Mies enjoyed great prominence in Europe and America. Starting in Europe, his first incursions resulted in the German Pavilion for the Barcelona International Exhibition (1929), the Tugendhat House (1930) and the Krefeld silk factory and houses. The Illinois Institute of Technology (1943-1957), the Lake Shore Drive (1951), the Farnsworth House (1951), the Seagram building (1958) and the Toronto-Dominion Centre (1969), bear witness to his work in North America. Back in Berlin, The Neue Nationalgalerie (1968) testifies to the sublime and perfect achievement of his path towards Baukunst and Zeitwille. These ideas, which one may translate, respectively, as the art of building and the will of the time, are anchored in the Mies’s belief that architecture should be metaphysically charged with creative life force.
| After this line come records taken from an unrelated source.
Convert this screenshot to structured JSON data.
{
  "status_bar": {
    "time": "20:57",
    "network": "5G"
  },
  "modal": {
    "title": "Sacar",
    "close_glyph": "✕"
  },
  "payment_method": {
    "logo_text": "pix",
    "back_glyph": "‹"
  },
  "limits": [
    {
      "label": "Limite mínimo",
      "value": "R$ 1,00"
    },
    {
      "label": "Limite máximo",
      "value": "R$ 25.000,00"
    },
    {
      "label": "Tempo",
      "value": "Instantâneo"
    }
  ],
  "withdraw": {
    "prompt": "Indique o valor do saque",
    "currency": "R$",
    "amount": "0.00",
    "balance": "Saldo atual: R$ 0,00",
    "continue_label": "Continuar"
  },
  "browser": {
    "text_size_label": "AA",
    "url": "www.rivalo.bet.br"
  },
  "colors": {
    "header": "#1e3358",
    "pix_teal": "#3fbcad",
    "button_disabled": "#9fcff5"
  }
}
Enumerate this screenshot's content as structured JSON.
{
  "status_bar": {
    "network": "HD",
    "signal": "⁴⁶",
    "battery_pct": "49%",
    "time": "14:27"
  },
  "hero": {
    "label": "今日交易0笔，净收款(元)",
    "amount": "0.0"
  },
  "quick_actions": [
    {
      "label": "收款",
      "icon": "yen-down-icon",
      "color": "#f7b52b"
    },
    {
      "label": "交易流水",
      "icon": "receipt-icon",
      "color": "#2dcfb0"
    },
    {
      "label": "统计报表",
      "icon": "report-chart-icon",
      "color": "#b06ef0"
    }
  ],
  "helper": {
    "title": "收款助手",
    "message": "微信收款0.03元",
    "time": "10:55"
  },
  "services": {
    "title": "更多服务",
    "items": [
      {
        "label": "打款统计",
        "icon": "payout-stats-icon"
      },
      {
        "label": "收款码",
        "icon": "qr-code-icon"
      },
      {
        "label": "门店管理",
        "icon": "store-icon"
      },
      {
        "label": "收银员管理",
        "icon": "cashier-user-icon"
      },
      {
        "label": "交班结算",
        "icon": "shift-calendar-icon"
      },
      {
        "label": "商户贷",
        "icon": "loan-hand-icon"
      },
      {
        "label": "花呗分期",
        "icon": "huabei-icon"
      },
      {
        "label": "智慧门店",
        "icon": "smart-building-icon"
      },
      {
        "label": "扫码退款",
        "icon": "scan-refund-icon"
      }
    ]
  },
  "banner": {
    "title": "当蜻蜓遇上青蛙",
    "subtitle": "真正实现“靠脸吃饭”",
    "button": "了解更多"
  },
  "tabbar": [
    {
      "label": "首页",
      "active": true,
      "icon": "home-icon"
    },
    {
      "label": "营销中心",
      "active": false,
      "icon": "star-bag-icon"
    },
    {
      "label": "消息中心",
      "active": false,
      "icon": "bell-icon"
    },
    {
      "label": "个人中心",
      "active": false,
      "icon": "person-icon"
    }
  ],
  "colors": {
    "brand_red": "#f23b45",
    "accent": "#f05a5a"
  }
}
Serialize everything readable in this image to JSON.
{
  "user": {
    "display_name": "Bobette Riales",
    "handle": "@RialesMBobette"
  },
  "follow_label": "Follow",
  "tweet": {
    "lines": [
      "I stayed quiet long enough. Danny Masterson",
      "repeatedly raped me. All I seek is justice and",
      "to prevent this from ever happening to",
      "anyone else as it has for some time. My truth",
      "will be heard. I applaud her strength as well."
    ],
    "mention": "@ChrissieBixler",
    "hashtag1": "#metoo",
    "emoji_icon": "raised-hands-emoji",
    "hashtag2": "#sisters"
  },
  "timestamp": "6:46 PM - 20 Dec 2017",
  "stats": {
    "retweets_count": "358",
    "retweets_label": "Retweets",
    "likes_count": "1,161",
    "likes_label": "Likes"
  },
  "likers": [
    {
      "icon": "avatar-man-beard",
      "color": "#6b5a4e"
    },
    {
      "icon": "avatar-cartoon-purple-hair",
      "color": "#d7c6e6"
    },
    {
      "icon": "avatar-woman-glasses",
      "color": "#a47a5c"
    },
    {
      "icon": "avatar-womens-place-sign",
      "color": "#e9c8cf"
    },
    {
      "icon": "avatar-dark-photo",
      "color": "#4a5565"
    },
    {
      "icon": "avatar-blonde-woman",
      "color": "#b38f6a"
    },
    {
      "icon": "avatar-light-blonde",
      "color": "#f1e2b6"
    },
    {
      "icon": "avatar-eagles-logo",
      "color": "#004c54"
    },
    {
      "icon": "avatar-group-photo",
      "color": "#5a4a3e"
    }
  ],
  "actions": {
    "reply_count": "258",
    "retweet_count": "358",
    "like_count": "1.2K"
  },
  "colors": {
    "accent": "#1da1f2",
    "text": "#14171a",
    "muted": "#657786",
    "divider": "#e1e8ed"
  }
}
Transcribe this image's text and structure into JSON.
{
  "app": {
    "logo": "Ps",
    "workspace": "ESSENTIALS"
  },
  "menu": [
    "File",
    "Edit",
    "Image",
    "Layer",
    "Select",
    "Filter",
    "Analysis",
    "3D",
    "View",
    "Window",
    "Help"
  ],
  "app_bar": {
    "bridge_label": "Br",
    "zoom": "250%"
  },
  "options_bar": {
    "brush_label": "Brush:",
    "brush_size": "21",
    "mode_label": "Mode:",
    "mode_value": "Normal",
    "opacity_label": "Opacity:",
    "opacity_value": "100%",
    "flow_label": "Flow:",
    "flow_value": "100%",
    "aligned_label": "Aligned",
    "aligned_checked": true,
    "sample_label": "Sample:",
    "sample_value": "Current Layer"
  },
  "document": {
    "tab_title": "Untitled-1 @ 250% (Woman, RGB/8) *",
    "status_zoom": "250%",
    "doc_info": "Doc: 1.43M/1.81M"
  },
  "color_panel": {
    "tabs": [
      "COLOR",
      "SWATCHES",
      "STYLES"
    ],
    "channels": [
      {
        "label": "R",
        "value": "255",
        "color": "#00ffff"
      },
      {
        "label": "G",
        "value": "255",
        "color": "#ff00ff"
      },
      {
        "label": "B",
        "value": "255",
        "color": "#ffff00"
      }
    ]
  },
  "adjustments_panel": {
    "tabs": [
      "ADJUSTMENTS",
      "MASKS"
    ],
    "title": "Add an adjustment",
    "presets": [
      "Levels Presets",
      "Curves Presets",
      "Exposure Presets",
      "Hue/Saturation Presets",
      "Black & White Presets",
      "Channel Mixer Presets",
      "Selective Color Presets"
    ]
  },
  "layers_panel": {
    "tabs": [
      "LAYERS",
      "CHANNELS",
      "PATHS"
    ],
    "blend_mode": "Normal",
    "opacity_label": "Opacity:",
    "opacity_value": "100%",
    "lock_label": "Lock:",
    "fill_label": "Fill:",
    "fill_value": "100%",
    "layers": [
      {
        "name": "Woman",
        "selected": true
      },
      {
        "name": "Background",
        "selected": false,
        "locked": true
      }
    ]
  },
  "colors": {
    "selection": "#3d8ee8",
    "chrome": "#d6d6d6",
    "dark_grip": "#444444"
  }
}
This led him to the modern achievement of developing a new kind of freedom of movement in space, following his sense of order and his very unique conception of urban space.
Modern Movement, Modern architecture, Mies van der Rohe, International Style, Rehabilitation of modern architecture.